Dion Waiters can’t get right.
Try as he may, the 28-year-old NBA star has yet to fully capitalize on his tremendous athleticism and natural scoring ability. As a result, he’s pinballed between the Cleveland Cavaliers, the Oklahoma City Thunder, the Miami Heat and the Los Angeles Lakers over the course of an eight-year career that’ll be best remembered for killing locker rooms instead of his opponents on the court.
Hell, this season alone, he was suspended on three separate occasions by the Miami Heat: at the beginning of the season for “unprofessional conduct”—the politically correct way of categorizing his penchant for sulking on the bench and refusing to adhere to the team’s offseason fitness program—in November for 10 games after ingesting edibles on a team plane and in December for “failure to adhere to team policies, violation of team rules and continued insubordination” after he posted pictures of himself partying on a boat while he was supposedly sick.
The embattled scorer has since moved on to the Los Angeles Lakers and while he has yet to make his season debut with his new team due to COVID-19 putting the entire world on pause, it seems he’s used the downtime to reflect on his turbulent career and the role that mental illness has likely played in it.
In “24,” a new Kobe Bryant-inspired column over at the Player’s Tribune, players are encouraged to “share 24 truths that have shaped their life.” The only rule is “no bullshit,” and the former Big East Sixth Man of the Year kept it realer than most.
Even the hardest motherfuckers in the world go through depression, man. No cap. You know, I think sometimes the world needs to be reminded that we’re not superheroes. I came from the bottom. I seen it all. But when I go home at night, I’m just like you. I go through depression, just like you. I go through anxiety, just like you. This last year and a half, I done been through it.
He later describes depression as “fake happiness” because “you lie to yourself” and “hide things,” then adds, “Your body literally feels different. You’re just not you.”
He also suggests that time with loved ones helped alleviate his struggles with mental health.
When your mental health is a problem, the solution is right there. You gotta turn to the people who love you. I mean really love you. Not the fake love. I’m talking about FAMILY. Sometimes I’d be lying in bed, feeling like trash. And my daughter Dior runs in, seven o’clock in the morning like, “Daaaaaaddd, get upppppp! Aaahhhhhhhhhh!!!!!!” Jumping on me, hugging me. And it’s like … damn. I ain’t have that as a kid, you know? That feeling fixes you up for a minute.
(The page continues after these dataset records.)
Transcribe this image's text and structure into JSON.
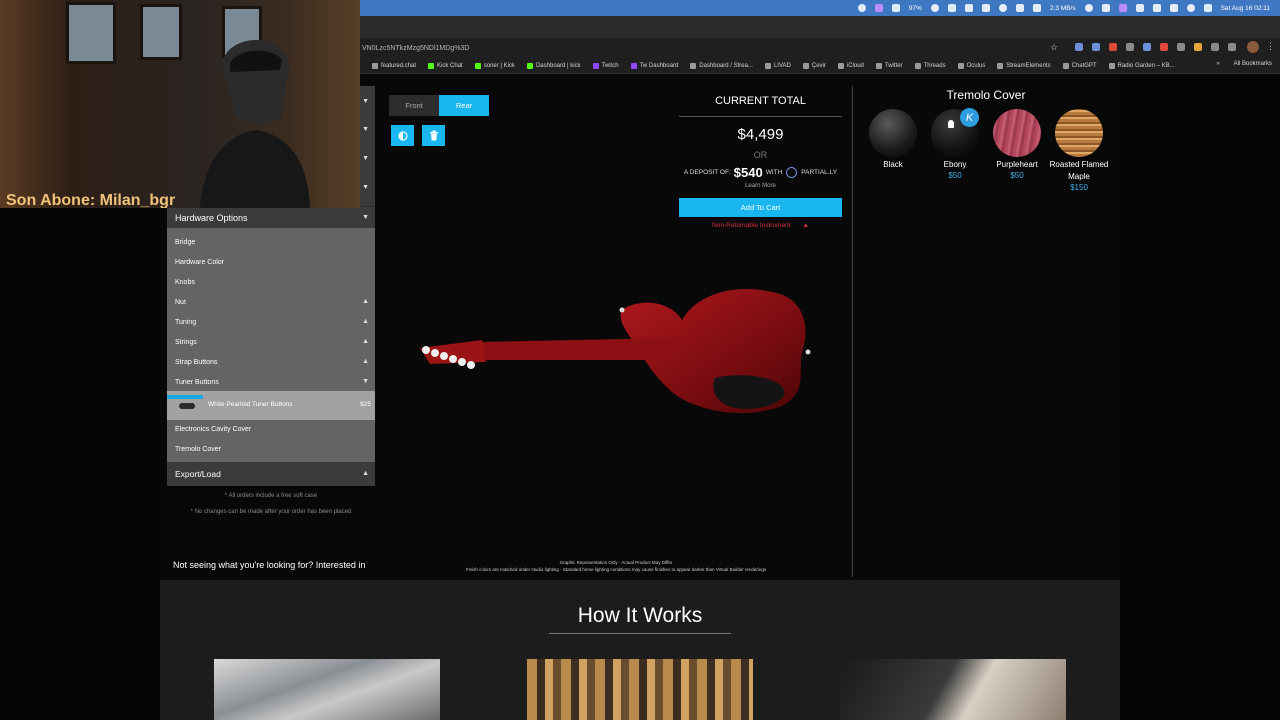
{
  "menubar": {
    "battery": "97%",
    "network": "2.3 MB/s",
    "clock": "Sat Aug 16  02:11"
  },
  "browser": {
    "url": "VN0Lzc5NTkzMzg5NDl1MDg%3D",
    "bookmarks": [
      "featured.chat",
      "Kick Chat",
      "soner | Kick",
      "Dashboard | kick",
      "Twitch",
      "Tw Dashboard",
      "Dashboard / Strea...",
      "LIVAD",
      "Çevir",
      "iCloud",
      "Twitter",
      "Threads",
      "Oculus",
      "StreamElements",
      "ChatGPT",
      "Radio Garden – KB..."
    ],
    "all_bookmarks": "All Bookmarks"
  },
  "sidebar": {
    "section_title": "Hardware Options",
    "items": [
      {
        "label": "Bridge",
        "chevron": ""
      },
      {
        "label": "Hardware Color",
        "chevron": ""
      },
      {
        "label": "Knobs",
        "chevron": ""
      },
      {
        "label": "Nut",
        "chevron": "▲"
      },
      {
        "label": "Tuning",
        "chevron": "▲"
      },
      {
        "label": "Strings",
        "chevron": "▲"
      },
      {
        "label": "Strap Buttons",
        "chevron": "▲"
      },
      {
        "label": "Tuner Buttons",
        "chevron": "▼"
      }
    ],
    "selected_option": {
      "label": "White Pearloid Tuner Buttons",
      "price": "$25"
    },
    "items_after": [
      "Electronics Cavity Cover",
      "Tremolo Cover"
    ],
    "export_title": "Export/Load",
    "note1": "* All orders include a free soft case",
    "note2": "* No changes can be made after your order has been placed",
    "footer": "Not seeing what you're looking for? Interested in"
  },
  "viewer": {
    "front_label": "Front",
    "rear_label": "Rear",
    "disclaimer1": "Graphic Representation Only · Actual Product May Differ",
    "disclaimer2": "Finish colors are matched under studio lighting - Standard home lighting conditions may cause finishes to appear darker than Virtual Builder renderings"
  },
  "total": {
    "title": "CURRENT TOTAL",
    "price": "$4,499",
    "or": "OR",
    "deposit_prefix": "A DEPOSIT OF:",
    "deposit_amount": "$540",
    "deposit_with": "WITH",
    "partially": "PARTIAL.LY",
    "learn_more": "Learn More",
    "add_to_cart": "Add To Cart",
    "non_returnable": "Non-Returnable Instrument",
    "non_returnable_arrow": "▲"
  },
  "tremolo": {
    "title": "Tremolo Cover",
    "options": [
      {
        "name": "Black",
        "price": ""
      },
      {
        "name": "Ebony",
        "price": "$50"
      },
      {
        "name": "Purpleheart",
        "price": "$50"
      },
      {
        "name": "Roasted Flamed Maple",
        "price": "$150"
      }
    ]
  },
  "how": {
    "title": "How It Works"
  },
  "webcam": {
    "name": "Son Abone: Milan_bgr"
  },
  "colors": {
    "accent": "#19b6ef",
    "warning": "#d8323a",
    "body": "#8a0f12"
  }
}
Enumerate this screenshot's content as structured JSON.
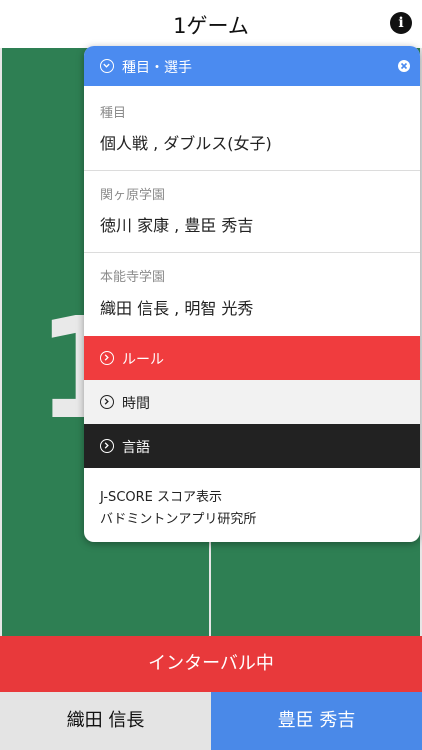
{
  "header": {
    "title": "1ゲーム",
    "info_icon": "i"
  },
  "court": {
    "big_digit": "1"
  },
  "popover": {
    "head_label": "種目・選手",
    "sections": [
      {
        "label": "種目",
        "value": "個人戦 , ダブルス(女子)"
      },
      {
        "label": "関ヶ原学園",
        "value": "徳川 家康 , 豊臣 秀吉"
      },
      {
        "label": "本能寺学園",
        "value": "織田 信長 , 明智 光秀"
      }
    ],
    "menu": {
      "rules": "ルール",
      "time": "時間",
      "language": "言語"
    },
    "footer_line1": "J-SCORE スコア表示",
    "footer_line2": "バドミントンアプリ研究所"
  },
  "interval_label": "インターバル中",
  "players": {
    "left": "織田 信長",
    "right": "豊臣 秀吉"
  },
  "colors": {
    "court_green": "#2e7f53",
    "accent_blue": "#4b8bf0",
    "rules_red": "#f03c3e",
    "interval_red": "#e8393b",
    "lang_black": "#222222"
  },
  "icons": {
    "head": "chevron-down-circle-icon",
    "close": "close-circle-icon",
    "menu": "chevron-right-circle-icon",
    "info": "info-icon"
  }
}
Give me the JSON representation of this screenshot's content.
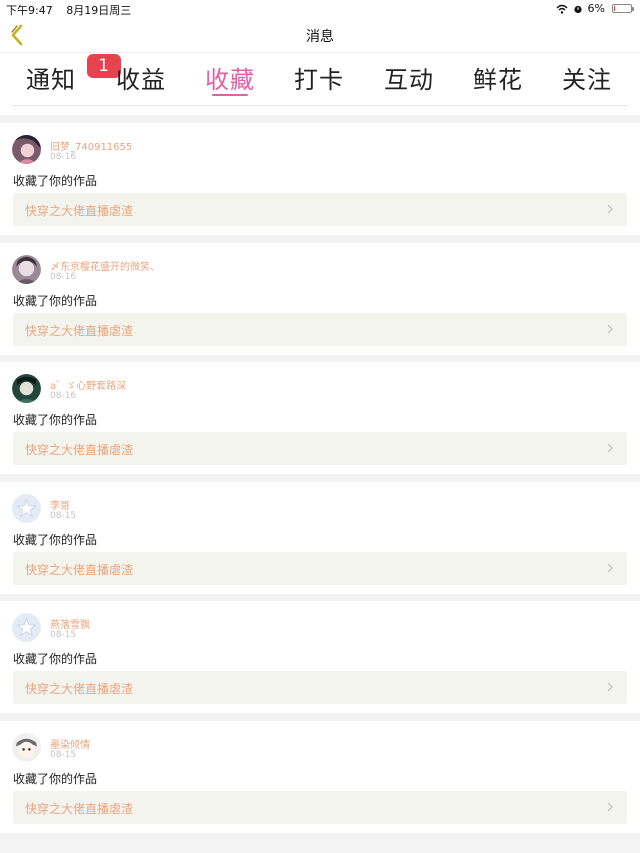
{
  "status": {
    "time": "下午9:47",
    "date": "8月19日周三",
    "battery": "6%",
    "battery_level": 0.06
  },
  "nav": {
    "title": "消息"
  },
  "tabs": [
    {
      "label": "通知",
      "badge": "1"
    },
    {
      "label": "收益"
    },
    {
      "label": "收藏",
      "active": true
    },
    {
      "label": "打卡"
    },
    {
      "label": "互动"
    },
    {
      "label": "鲜花"
    },
    {
      "label": "关注"
    }
  ],
  "items": [
    {
      "user": "旧梦_740911655",
      "date": "08-16",
      "action": "收藏了你的作品",
      "work": "快穿之大佬直播虐渣",
      "avatar": "photo-pink"
    },
    {
      "user": "〆东京樱花盛开的微笑、",
      "date": "08-16",
      "action": "收藏了你的作品",
      "work": "快穿之大佬直播虐渣",
      "avatar": "photo-dark"
    },
    {
      "user": "a゛ゞ心野套路深",
      "date": "08-16",
      "action": "收藏了你的作品",
      "work": "快穿之大佬直播虐渣",
      "avatar": "photo-green"
    },
    {
      "user": "李哥",
      "date": "08-15",
      "action": "收藏了你的作品",
      "work": "快穿之大佬直播虐渣",
      "avatar": "default-star"
    },
    {
      "user": "燕落雪飘",
      "date": "08-15",
      "action": "收藏了你的作品",
      "work": "快穿之大佬直播虐渣",
      "avatar": "default-star"
    },
    {
      "user": "墨染倾情",
      "date": "08-15",
      "action": "收藏了你的作品",
      "work": "快穿之大佬直播虐渣",
      "avatar": "photo-cartoon"
    }
  ],
  "colors": {
    "accent": "#e061a6",
    "name": "#e9a57c",
    "badge": "#e8424f"
  }
}
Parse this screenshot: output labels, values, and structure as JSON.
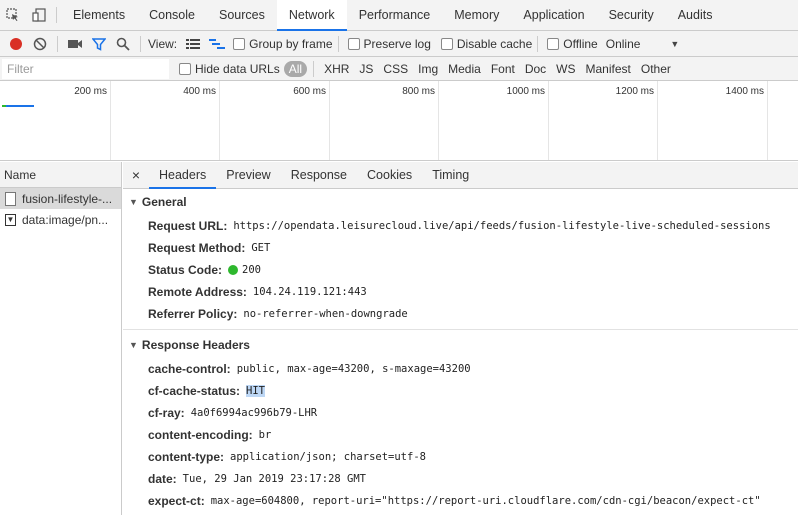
{
  "tabs": [
    {
      "label": "Elements"
    },
    {
      "label": "Console"
    },
    {
      "label": "Sources"
    },
    {
      "label": "Network"
    },
    {
      "label": "Performance"
    },
    {
      "label": "Memory"
    },
    {
      "label": "Application"
    },
    {
      "label": "Security"
    },
    {
      "label": "Audits"
    }
  ],
  "toolbar": {
    "view_label": "View:",
    "group_by_frame": "Group by frame",
    "preserve_log": "Preserve log",
    "disable_cache": "Disable cache",
    "offline": "Offline",
    "throttle": "Online",
    "record_color": "#d93025",
    "filter_color": "#1a73e8"
  },
  "filter": {
    "placeholder": "Filter",
    "hide_data_urls": "Hide data URLs",
    "types": [
      "All",
      "XHR",
      "JS",
      "CSS",
      "Img",
      "Media",
      "Font",
      "Doc",
      "WS",
      "Manifest",
      "Other"
    ]
  },
  "timeline": {
    "ticks": [
      "200 ms",
      "400 ms",
      "600 ms",
      "800 ms",
      "1000 ms",
      "1200 ms",
      "1400 ms"
    ]
  },
  "requests": {
    "header": "Name",
    "items": [
      {
        "name": "fusion-lifestyle-..."
      },
      {
        "name": "data:image/pn..."
      }
    ]
  },
  "detail": {
    "close": "×",
    "tabs": [
      {
        "label": "Headers"
      },
      {
        "label": "Preview"
      },
      {
        "label": "Response"
      },
      {
        "label": "Cookies"
      },
      {
        "label": "Timing"
      }
    ],
    "general": {
      "title": "General",
      "rows": [
        {
          "key": "Request URL:",
          "value": "https://opendata.leisurecloud.live/api/feeds/fusion-lifestyle-live-scheduled-sessions"
        },
        {
          "key": "Request Method:",
          "value": "GET"
        },
        {
          "key": "Status Code:",
          "value": "200"
        },
        {
          "key": "Remote Address:",
          "value": "104.24.119.121:443"
        },
        {
          "key": "Referrer Policy:",
          "value": "no-referrer-when-downgrade"
        }
      ]
    },
    "response_headers": {
      "title": "Response Headers",
      "rows": [
        {
          "key": "cache-control:",
          "value": "public, max-age=43200, s-maxage=43200"
        },
        {
          "key": "cf-cache-status:",
          "value": "HIT"
        },
        {
          "key": "cf-ray:",
          "value": "4a0f6994ac996b79-LHR"
        },
        {
          "key": "content-encoding:",
          "value": "br"
        },
        {
          "key": "content-type:",
          "value": "application/json; charset=utf-8"
        },
        {
          "key": "date:",
          "value": "Tue, 29 Jan 2019 23:17:28 GMT"
        },
        {
          "key": "expect-ct:",
          "value": "max-age=604800, report-uri=\"https://report-uri.cloudflare.com/cdn-cgi/beacon/expect-ct\""
        }
      ]
    },
    "status_color": "#2eb82e"
  }
}
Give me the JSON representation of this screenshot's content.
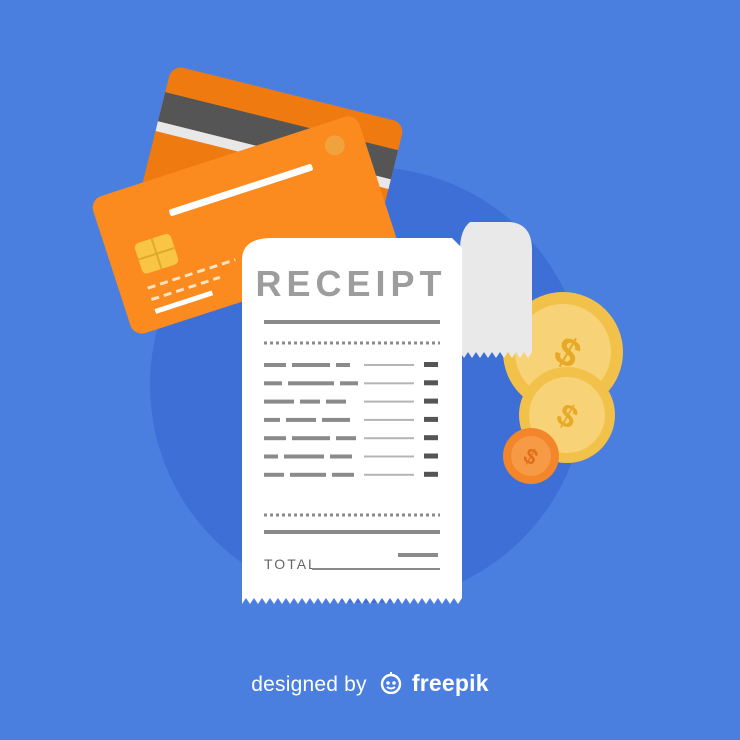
{
  "colors": {
    "background": "#4a7fe0",
    "backdrop_circle": "#3d6fd6",
    "card_front": "#fb8a1f",
    "card_back": "#ef7a10",
    "card_chip": "#f8c545",
    "receipt_paper": "#ffffff",
    "receipt_fold": "#e9e9e9",
    "receipt_title": "#9d9d9d",
    "receipt_lines": "#8a8a8a",
    "coin_gold": "#f2c14a",
    "coin_face": "#f7d277",
    "coin_orange": "#f3862a"
  },
  "receipt": {
    "title": "RECEIPT",
    "total_label": "TOTAL",
    "line_item_count": 7
  },
  "coins": {
    "symbol": "$",
    "count": 3
  },
  "cards": {
    "count": 2
  },
  "credit": {
    "prefix": "designed by",
    "brand": "freepik",
    "icon": "freepik-logo-icon"
  }
}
In addressing the immaturity that’s plagued his career, he admits to being a “dumbass” during his three-year stint in Cleveland.
I ain’t gonna lie to you. Back then, in those Cleveland days? I was still a kid, too. A dumbass kid, trying to figure it out. Bron used to show me different wines, different kinds of food. I was Philly Philly. I was raw. But Bron took me under his wing—and now all these years later, here we are again. Less hair, more wisdom. Life is crazy, right? Damn.
He also took the time to own up to his mistakes in Miami, while alluding to the stranglehold that depression had on him at the time.
The plane incident in Miami? It’s on me. I own that. It was idiotic on my behalf—point-blank, period. What’s crazy is, my whole life I been a leader. I’m not a follower. [Miami Heat president] Pat [Riley] knows me. He knows I don’t do drugs. But sometimes when you’re going through dark times, you can fall trap to things you’d never do in your right mind.
Later, he clarifies that he never had a seizure during that infamous incident, despite numerous reports to the contrary.
“Ask the doctors. Ask my Heat teammates,” he says. “They can speak on it. For that B.S. to come out, it ain’t right. I made a mistake, but for someone to leak that, and for my family to hear it? Shit. It ain’t right.”
He also reveals that the deluge of unsolicited critiques on social media wear on NBA players, admits to having trouble sleeping and takes tremendous pride in being himself, no matter the consequences.
“‘That motherfucker was always himself.’ If they say that, I’ll be happy,” he says. “If they say that, then I don’t care about nothing else.”
In all, the column provides an insightful look into one of the most polarizing figures in the league today and provides a bit of context into some of his questionable behavior.
You can read the interview in its entirety here.